- The prefrontal cortex is where executive function takes place. Executive function is a set of cognitive processes that allow us to efficiently perform the skills listed below.
Initiate or delay responses
- Aerobic exercise increases the levels of Brain Derived Neurotrophic Factor (BDNF) in the Hippocampus (The main learning center of the brain).
- (BDNF) is the mother of all growth factors that are produced when doing aerobic exercise. It is like Miracle Grow for the brain!
- The Growth Factors (proteins) as a team give the synapses the tools they need to take in information, process it, associate it, remember it and put it into context.
Sensory Integration/Sensory Motor Activity
- Sensory integration is the process that occurs in the central nervous system which involves receiving sensory information and turning it into appropriate functional responses.
- There are seven senses: Olfaction (smell), Gustation (taste), Audition (hearing), Somatosensory (touch), Vision (sight), Vestibular (Moving Balance), Proprioception (cognitive motor planning/body space awareness)
- Everything we learn is received and integrated through our sensory neurons. When our neurological response to sensory input is effective our brains begin to process in a well-organized, integrated manner allowing us to better focus, behave appropriately and learn effectively.
- Sensory integration activities promote communication between sensory neurons located in the prefrontal cortex, the left and right hemisphere and the motor cortex.

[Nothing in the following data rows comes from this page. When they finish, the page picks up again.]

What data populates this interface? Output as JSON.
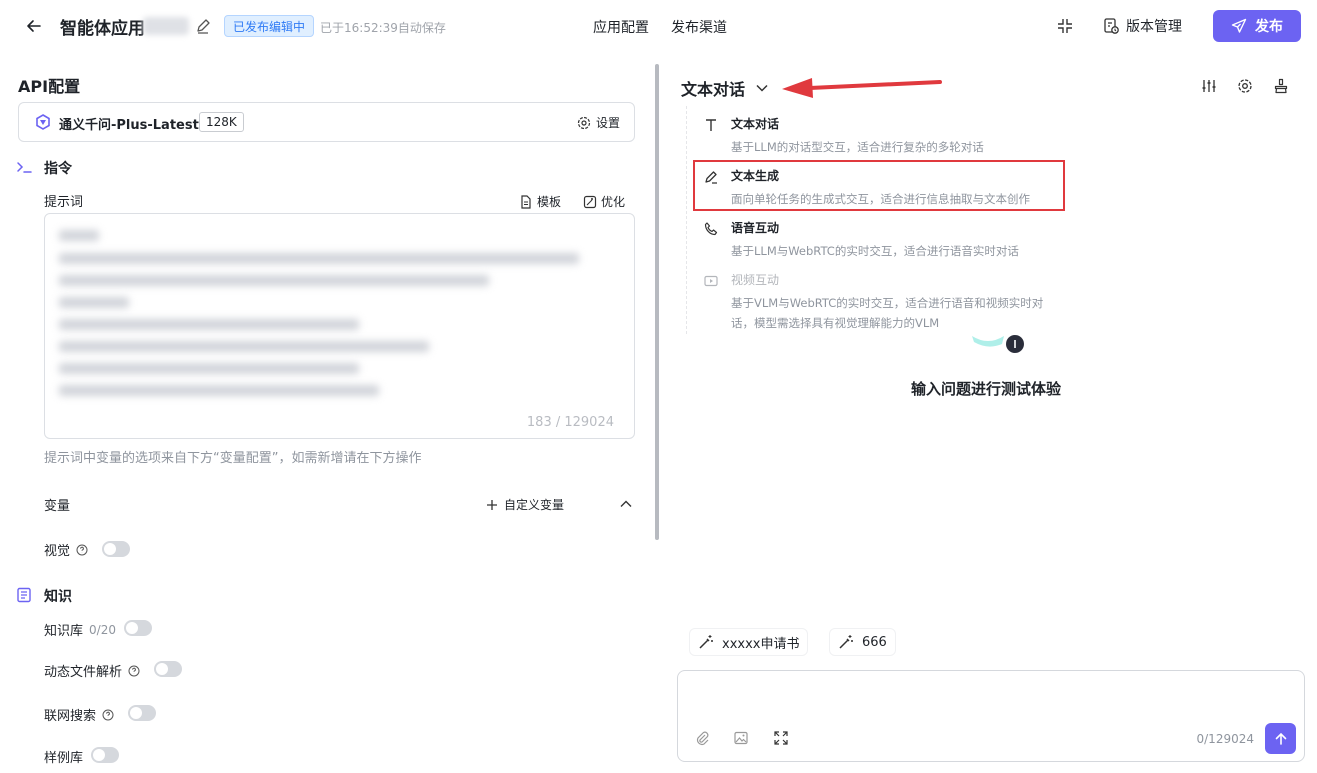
{
  "header": {
    "app_title": "智能体应用",
    "status_badge": "已发布编辑中",
    "autosave": "已于16:52:39自动保存",
    "nav": [
      "应用配置",
      "发布渠道"
    ],
    "version_label": "版本管理",
    "publish_label": "发布"
  },
  "api_config": {
    "title": "API配置",
    "model_name": "通义千问-Plus-Latest",
    "model_context": "128K",
    "settings_label": "设置"
  },
  "instructions": {
    "title": "指令",
    "prompt_label": "提示词",
    "template_label": "模板",
    "optimize_label": "优化",
    "prompt_count": "183 / 129024",
    "prompt_hint": "提示词中变量的选项来自下方“变量配置”，如需新增请在下方操作"
  },
  "variables": {
    "title": "变量",
    "custom_label": "自定义变量",
    "vision_label": "视觉",
    "vision_on": false
  },
  "knowledge": {
    "title": "知识",
    "kb_label": "知识库",
    "kb_count": "0/20",
    "dynamic_label": "动态文件解析",
    "web_search_label": "联网搜索",
    "sample_label": "样例库"
  },
  "mode_selector": {
    "current": "文本对话",
    "options": [
      {
        "title": "文本对话",
        "desc": "基于LLM的对话型交互，适合进行复杂的多轮对话",
        "icon": "text-t-icon",
        "enabled": true
      },
      {
        "title": "文本生成",
        "desc": "面向单轮任务的生成式交互，适合进行信息抽取与文本创作",
        "icon": "pen-icon",
        "enabled": true
      },
      {
        "title": "语音互动",
        "desc": "基于LLM与WebRTC的实时交互，适合进行语音实时对话",
        "icon": "phone-icon",
        "enabled": true
      },
      {
        "title": "视频互动",
        "desc": "基于VLM与WebRTC的实时交互，适合进行语音和视频实时对话，模型需选择具有视觉理解能力的VLM",
        "icon": "video-icon",
        "enabled": false
      }
    ]
  },
  "preview": {
    "empty_text": "输入问题进行测试体验",
    "suggestions": [
      "xxxxx申请书",
      "666"
    ],
    "input_count": "0/129024"
  },
  "colors": {
    "accent": "#6c63f2",
    "badge_bg": "#e0efff",
    "badge_text": "#2f7bf5",
    "annotation_red": "#e0393e"
  }
}
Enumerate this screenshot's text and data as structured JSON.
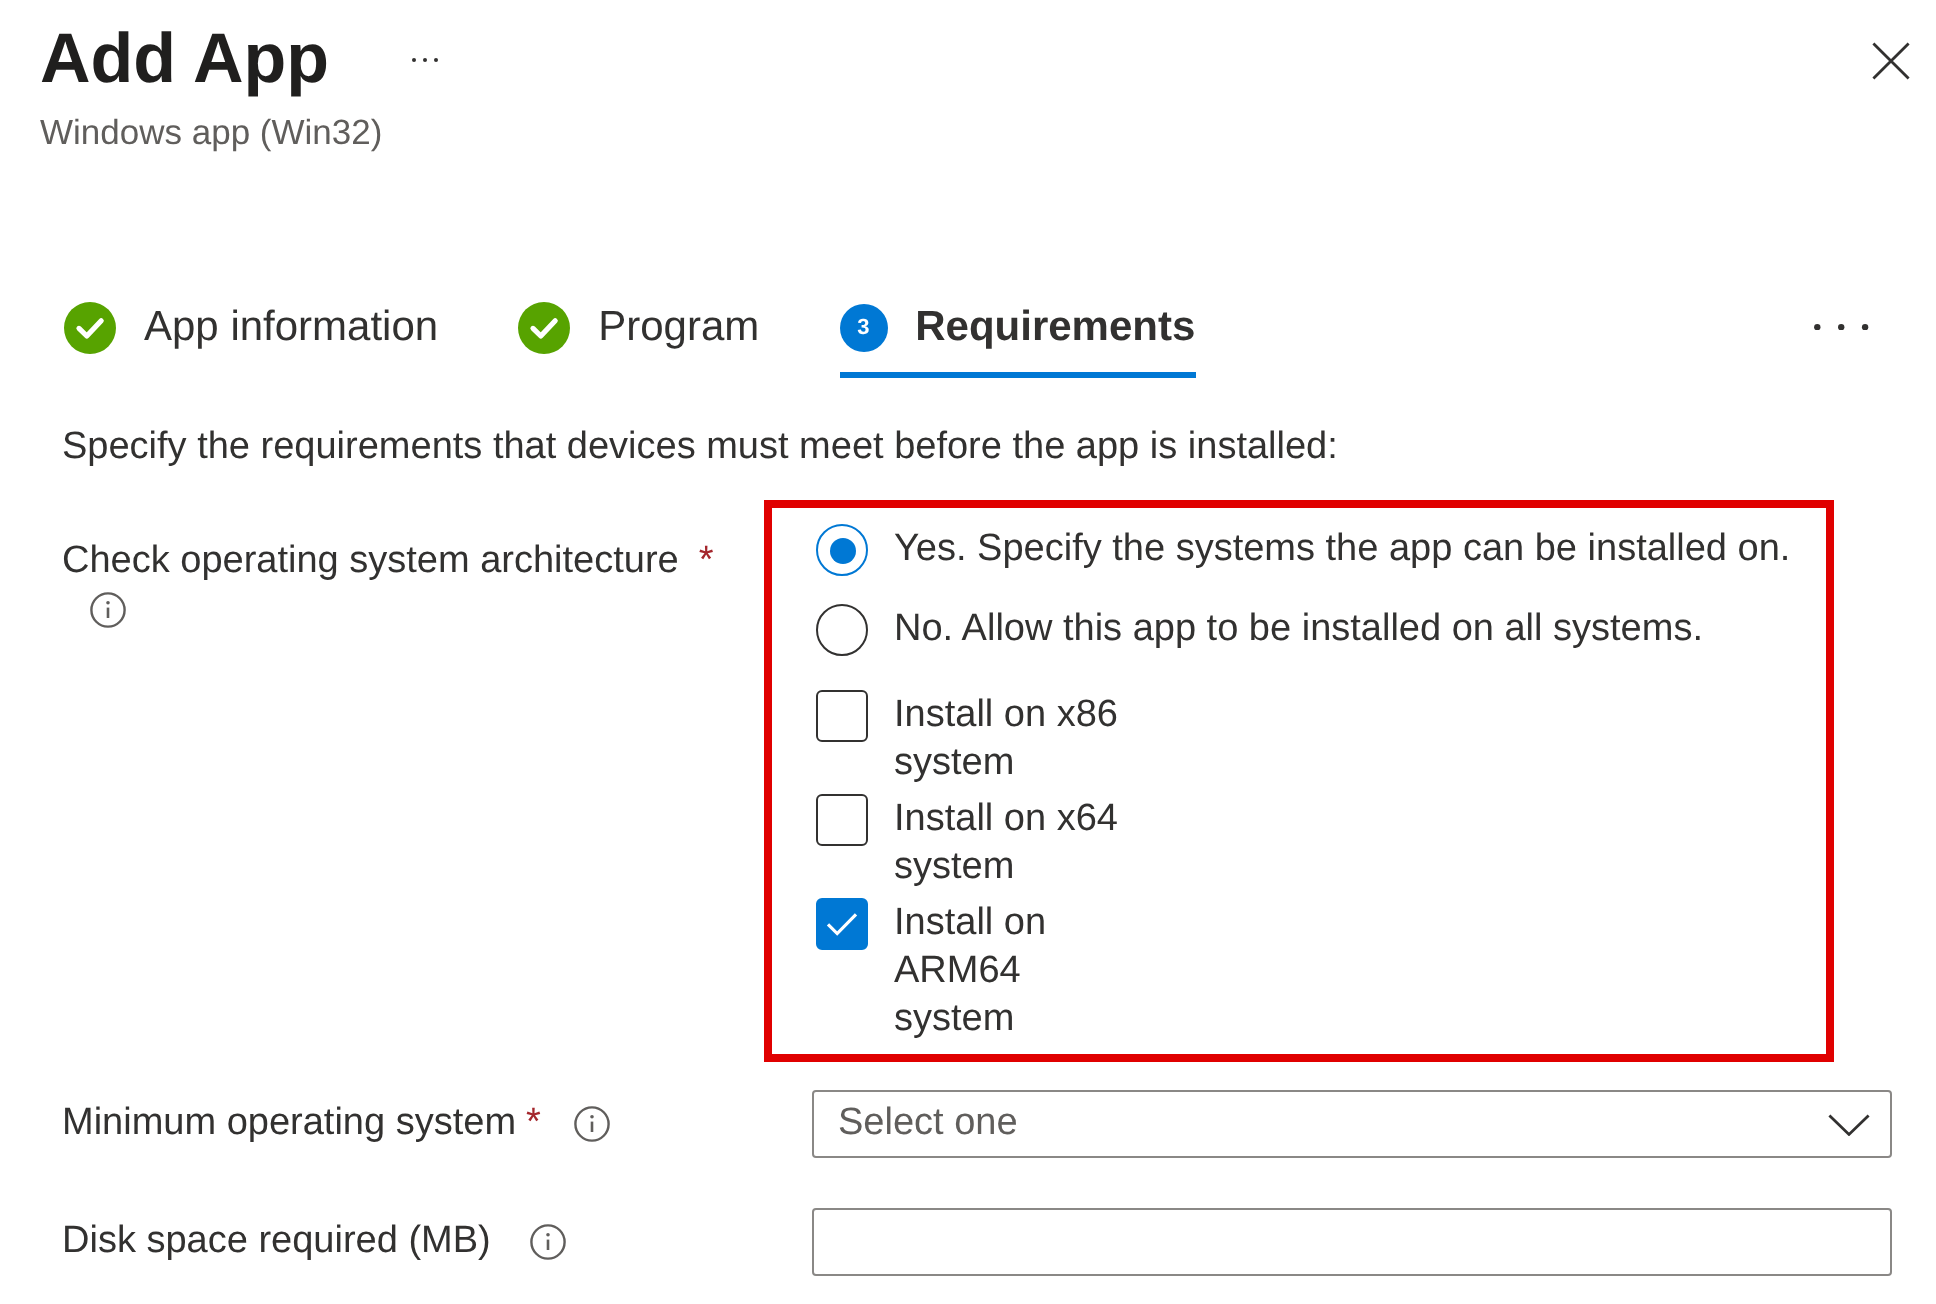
{
  "header": {
    "title": "Add App",
    "subtitle": "Windows app (Win32)"
  },
  "tabs": [
    {
      "label": "App information",
      "kind": "done",
      "selected": false
    },
    {
      "label": "Program",
      "kind": "done",
      "selected": false
    },
    {
      "label": "Requirements",
      "kind": "step",
      "number": "3",
      "selected": true
    }
  ],
  "description": "Specify the requirements that devices must meet before the app is installed:",
  "architecture": {
    "label": "Check operating system architecture",
    "required_mark": "*",
    "options": [
      {
        "label": "Yes. Specify the systems the app can be installed on.",
        "selected": true
      },
      {
        "label": "No. Allow this app to be installed on all systems.",
        "selected": false
      }
    ],
    "systems": [
      {
        "label": "Install on x86 system",
        "checked": false
      },
      {
        "label": "Install on x64 system",
        "checked": false
      },
      {
        "label": "Install on ARM64 system",
        "checked": true
      }
    ]
  },
  "fields": [
    {
      "kind": "dropdown",
      "label": "Minimum operating system",
      "required_mark": "*",
      "placeholder": "Select one"
    },
    {
      "kind": "text",
      "label": "Disk space required (MB)"
    }
  ]
}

- With repetition, these neurons will build stronger connections and begin to communicate more efficiently which allows the prefrontal cortex to integrate sensory input more efficiently.
Cross-Lateral Movement – Crossing the midline of the body
- Functional Disconnection Syndrome is a condition where there is a functional breakdown in the neurological pathways of the body causing the brain and its neural network to lack the needed connection between hemispheres to function effectively.
- Cross-lateral movement activities force both hemispheres to work together at the same time and connect neurons so they can communicate more efficiently.
- Continued repetition of cross-lateral exercises strengthens those connections so that the signal between the neurons becomes stronger! The stronger they are the more efficiently they communicate.
- Because learning takes place in numerous parts of the brain it is important that these lines of communication are efficient!